━━━━━ Given entries

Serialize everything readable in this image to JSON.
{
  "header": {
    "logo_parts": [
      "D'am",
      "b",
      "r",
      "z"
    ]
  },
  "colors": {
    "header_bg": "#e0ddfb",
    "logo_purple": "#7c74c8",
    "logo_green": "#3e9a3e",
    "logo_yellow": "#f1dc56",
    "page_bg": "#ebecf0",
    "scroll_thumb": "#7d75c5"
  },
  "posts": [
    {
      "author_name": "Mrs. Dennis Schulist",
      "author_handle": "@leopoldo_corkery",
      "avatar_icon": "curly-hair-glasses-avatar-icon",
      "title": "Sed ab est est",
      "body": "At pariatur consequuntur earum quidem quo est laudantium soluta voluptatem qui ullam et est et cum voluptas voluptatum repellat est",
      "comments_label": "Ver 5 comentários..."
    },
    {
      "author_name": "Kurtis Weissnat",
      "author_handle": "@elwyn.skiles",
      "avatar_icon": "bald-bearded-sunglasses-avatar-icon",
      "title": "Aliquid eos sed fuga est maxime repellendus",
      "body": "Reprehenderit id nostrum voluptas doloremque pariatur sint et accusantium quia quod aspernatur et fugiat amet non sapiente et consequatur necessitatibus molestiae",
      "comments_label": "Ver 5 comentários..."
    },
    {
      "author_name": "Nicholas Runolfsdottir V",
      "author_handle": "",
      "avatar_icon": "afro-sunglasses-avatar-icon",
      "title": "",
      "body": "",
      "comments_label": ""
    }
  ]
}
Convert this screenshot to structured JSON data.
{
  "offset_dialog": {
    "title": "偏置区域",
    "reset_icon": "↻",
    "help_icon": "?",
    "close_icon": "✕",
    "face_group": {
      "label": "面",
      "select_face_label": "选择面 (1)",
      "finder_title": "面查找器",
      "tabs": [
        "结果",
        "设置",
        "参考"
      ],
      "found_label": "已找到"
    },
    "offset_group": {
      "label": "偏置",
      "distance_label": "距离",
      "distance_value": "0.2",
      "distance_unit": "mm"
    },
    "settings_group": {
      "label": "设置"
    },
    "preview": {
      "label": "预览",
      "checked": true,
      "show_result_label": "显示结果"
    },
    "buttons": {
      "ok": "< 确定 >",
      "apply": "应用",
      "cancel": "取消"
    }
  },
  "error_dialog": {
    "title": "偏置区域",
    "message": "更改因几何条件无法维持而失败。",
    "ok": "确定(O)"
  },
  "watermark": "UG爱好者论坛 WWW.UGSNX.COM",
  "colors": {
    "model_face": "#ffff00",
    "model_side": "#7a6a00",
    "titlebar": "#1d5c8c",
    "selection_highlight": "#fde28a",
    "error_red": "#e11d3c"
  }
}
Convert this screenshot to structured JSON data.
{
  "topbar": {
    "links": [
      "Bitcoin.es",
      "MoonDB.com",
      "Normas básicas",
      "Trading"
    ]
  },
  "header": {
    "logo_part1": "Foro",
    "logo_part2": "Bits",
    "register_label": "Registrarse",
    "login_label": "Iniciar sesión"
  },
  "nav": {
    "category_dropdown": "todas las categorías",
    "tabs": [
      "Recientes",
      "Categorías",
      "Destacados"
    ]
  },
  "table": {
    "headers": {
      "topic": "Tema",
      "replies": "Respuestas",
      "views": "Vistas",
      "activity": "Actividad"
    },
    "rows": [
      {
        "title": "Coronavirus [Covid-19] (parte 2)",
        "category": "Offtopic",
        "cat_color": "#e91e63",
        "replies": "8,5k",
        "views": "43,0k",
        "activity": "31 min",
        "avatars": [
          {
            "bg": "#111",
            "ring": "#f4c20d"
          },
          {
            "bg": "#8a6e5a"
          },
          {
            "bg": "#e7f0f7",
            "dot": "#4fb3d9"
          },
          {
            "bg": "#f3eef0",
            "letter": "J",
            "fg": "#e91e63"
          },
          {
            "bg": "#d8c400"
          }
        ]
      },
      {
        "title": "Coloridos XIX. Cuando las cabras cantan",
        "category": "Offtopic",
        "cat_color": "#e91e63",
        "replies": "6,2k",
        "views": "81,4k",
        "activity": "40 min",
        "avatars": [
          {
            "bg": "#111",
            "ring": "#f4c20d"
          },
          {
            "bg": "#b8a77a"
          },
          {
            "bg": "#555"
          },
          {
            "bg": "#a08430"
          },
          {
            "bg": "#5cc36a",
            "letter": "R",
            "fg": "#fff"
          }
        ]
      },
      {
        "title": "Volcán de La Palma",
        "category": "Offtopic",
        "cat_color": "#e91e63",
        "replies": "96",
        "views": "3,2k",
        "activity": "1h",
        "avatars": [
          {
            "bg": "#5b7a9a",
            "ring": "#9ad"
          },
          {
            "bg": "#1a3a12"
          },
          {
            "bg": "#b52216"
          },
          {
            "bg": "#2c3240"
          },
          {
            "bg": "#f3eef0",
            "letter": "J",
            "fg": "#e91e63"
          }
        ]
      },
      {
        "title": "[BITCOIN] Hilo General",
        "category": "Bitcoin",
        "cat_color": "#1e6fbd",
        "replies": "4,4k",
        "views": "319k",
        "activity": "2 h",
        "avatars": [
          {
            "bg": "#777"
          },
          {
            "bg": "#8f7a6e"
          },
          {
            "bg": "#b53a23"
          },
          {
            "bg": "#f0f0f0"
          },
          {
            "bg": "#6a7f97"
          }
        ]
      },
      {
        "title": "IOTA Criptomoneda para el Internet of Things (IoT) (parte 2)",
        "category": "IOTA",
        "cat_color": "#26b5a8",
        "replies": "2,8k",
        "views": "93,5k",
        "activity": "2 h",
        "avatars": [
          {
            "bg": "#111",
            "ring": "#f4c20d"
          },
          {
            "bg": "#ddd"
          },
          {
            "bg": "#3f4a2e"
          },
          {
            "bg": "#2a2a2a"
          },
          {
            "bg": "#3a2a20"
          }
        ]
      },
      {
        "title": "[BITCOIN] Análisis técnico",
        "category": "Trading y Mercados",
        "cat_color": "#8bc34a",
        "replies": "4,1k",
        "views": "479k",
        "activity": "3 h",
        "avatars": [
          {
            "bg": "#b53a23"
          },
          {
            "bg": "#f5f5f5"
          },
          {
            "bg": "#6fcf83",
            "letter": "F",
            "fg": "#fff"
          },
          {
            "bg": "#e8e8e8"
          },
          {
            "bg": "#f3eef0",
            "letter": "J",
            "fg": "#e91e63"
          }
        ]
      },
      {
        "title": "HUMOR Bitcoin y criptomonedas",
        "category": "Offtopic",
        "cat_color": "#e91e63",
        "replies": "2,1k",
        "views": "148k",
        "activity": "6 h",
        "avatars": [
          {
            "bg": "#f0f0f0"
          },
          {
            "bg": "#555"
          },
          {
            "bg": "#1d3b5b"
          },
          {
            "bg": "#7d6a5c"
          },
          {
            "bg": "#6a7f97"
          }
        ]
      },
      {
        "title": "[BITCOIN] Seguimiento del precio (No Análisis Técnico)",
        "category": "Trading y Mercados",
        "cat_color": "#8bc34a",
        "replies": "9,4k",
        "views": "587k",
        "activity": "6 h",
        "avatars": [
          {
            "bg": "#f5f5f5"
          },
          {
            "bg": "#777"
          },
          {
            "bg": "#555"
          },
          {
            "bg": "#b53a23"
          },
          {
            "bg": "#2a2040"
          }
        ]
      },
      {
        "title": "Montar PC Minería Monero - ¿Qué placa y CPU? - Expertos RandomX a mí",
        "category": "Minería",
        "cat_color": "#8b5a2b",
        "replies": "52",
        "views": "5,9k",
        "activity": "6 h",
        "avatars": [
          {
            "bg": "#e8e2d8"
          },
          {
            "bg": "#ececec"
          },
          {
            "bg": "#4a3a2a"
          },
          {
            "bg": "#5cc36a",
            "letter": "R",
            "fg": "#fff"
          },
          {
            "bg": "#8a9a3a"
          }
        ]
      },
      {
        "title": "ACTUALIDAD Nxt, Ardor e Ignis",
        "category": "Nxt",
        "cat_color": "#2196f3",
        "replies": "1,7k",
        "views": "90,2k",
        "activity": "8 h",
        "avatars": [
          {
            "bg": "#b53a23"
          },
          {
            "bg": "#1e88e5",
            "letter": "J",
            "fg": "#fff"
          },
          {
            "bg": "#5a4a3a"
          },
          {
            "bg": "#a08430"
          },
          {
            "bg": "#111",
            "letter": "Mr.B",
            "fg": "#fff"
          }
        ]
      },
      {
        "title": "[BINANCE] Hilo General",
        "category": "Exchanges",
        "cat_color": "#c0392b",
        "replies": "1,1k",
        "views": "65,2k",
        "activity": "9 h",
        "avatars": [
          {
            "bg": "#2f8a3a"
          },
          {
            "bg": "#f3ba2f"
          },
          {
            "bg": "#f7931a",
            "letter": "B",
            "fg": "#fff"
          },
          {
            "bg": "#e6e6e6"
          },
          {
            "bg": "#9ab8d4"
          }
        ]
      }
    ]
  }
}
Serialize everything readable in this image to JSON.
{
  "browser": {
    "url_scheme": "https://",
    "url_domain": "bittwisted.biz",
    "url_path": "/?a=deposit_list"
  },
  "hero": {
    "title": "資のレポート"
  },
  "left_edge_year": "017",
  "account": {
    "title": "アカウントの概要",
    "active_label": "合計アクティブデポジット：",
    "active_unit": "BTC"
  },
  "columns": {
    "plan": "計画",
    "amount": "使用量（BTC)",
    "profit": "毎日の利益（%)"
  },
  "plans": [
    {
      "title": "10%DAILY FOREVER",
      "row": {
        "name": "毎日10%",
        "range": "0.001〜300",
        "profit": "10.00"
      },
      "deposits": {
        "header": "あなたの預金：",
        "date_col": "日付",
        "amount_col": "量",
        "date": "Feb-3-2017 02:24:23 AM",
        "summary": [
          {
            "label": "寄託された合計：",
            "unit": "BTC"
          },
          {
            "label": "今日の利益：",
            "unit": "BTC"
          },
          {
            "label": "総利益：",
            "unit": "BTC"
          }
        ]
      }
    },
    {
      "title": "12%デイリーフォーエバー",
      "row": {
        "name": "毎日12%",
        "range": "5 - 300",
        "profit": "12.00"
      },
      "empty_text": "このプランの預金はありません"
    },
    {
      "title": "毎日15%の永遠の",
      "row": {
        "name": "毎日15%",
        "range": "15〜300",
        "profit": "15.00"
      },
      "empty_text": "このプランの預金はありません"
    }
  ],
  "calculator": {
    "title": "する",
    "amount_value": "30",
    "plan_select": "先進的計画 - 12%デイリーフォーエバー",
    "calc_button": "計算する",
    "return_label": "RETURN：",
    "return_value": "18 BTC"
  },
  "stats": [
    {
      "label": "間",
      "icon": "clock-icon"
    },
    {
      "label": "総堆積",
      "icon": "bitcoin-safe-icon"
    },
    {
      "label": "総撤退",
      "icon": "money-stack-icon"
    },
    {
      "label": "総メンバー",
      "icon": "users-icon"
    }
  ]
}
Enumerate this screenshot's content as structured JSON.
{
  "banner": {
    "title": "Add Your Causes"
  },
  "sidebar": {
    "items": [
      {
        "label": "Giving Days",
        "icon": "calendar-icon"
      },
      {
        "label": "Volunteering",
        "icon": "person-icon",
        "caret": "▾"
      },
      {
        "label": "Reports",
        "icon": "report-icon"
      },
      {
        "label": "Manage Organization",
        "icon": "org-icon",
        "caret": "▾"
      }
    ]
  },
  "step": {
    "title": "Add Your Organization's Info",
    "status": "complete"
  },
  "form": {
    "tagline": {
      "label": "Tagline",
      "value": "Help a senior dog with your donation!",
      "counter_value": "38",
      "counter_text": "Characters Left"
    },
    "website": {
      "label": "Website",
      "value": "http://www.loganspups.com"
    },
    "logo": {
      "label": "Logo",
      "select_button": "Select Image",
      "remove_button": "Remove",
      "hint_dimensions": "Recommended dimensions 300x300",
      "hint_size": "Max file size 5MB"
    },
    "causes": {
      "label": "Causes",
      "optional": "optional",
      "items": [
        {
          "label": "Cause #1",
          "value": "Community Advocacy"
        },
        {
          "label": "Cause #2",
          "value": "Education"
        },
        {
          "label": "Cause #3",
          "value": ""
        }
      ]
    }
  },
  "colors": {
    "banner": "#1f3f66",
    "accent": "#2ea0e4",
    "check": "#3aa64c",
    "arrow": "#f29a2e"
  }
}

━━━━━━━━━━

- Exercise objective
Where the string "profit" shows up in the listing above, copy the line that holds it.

- Exercise output
    "profit": "毎日の利益（%)"
        "profit": "10.00"
        "profit": "12.00"
        "profit": "15.00"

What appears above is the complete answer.